work on which the novel should be constructed. By this it is connected with the world of fact. This is to it as the knowledge of the features of a locality, its leading geological lines, its distinctive botanical products, is to the artist who paints a landscape. If the novelist proceeds without such realistic basis, his work is sure to be worthless. The wing of imagination flaps at once in a vacuum. Weak sentimentality takes the place of manly feeling, faded commonplace is offered instead of fresh truth, the whole wears a flabby, sickly aspect, if only the novelist ignores fact and trusts solely to fancy. We do not know any instance of imaginative power on which we would more willingly rely, which we could more absolutely trust, than that of Dickens. Yet when he leaves the alleys of St. Giles and the office in Bow Street, which he has seen, and sets himself to depict what he merely imagines to exist, how strange is the work he produces! Literature does not contain a more false, foolish, preposterous character than Mrs. Clennam. Mr. Dickens fancied this must be what evangelical religion was; and if he had informed us that a Fakir or other Indian devotee swung himself daily in the air, by a hook attached to the top of Nelson's monument, he would not have committed a greater absurdity. We are quite sure there are as many persons in England who believe they will go to heaven by swinging by the foot, as there are who propose to compass that end by abstaining from their usual allowance of oysters.
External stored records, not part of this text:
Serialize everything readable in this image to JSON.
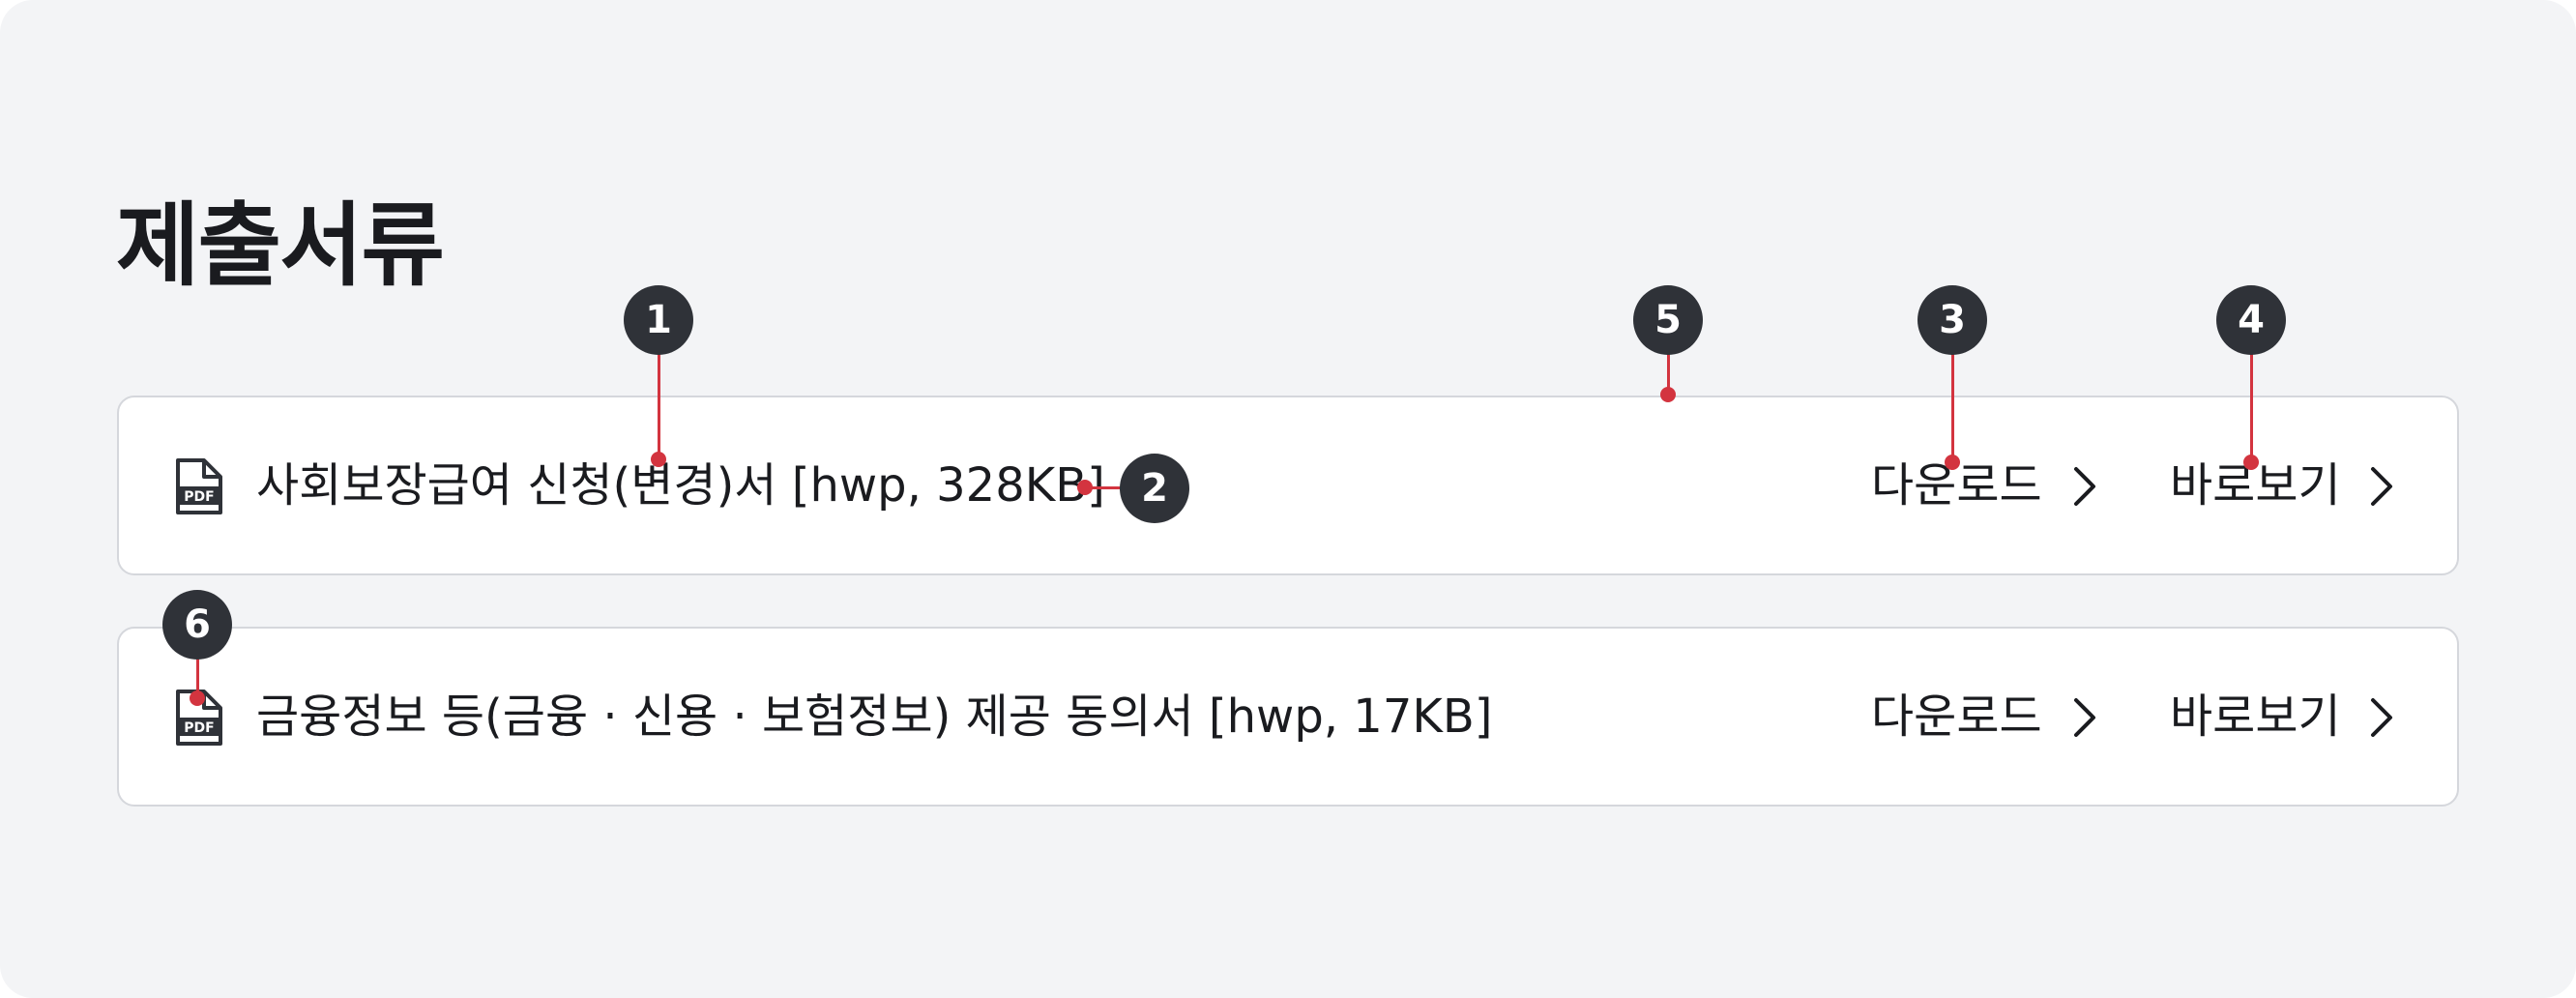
{
  "section": {
    "title": "제출서류"
  },
  "documents": [
    {
      "icon": "pdf-file-icon",
      "name": "사회보장급여 신청(변경)서 [hwp, 328KB]",
      "download_label": "다운로드",
      "view_label": "바로보기"
    },
    {
      "icon": "pdf-file-icon",
      "name": "금융정보 등(금융 · 신용 · 보험정보) 제공 동의서 [hwp, 17KB]",
      "download_label": "다운로드",
      "view_label": "바로보기"
    }
  ],
  "annotations": {
    "markers": [
      "1",
      "2",
      "3",
      "4",
      "5",
      "6"
    ]
  },
  "colors": {
    "background": "#f3f4f6",
    "card": "#ffffff",
    "card_border": "#d5d7dc",
    "text": "#1a1b1f",
    "marker": "#2f3238",
    "annotation_line": "#d3343f"
  }
}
But if the necessity of a realistic basis is distinctly recognized, the function of the novelist is vindicated from all assault, the novel is worthy of respect and attention. The nominally fictitious author becomes the recorder of Providence in domestic life, the historian of the fireside, the philosopher of the family circle. The recognition of this necessity has of late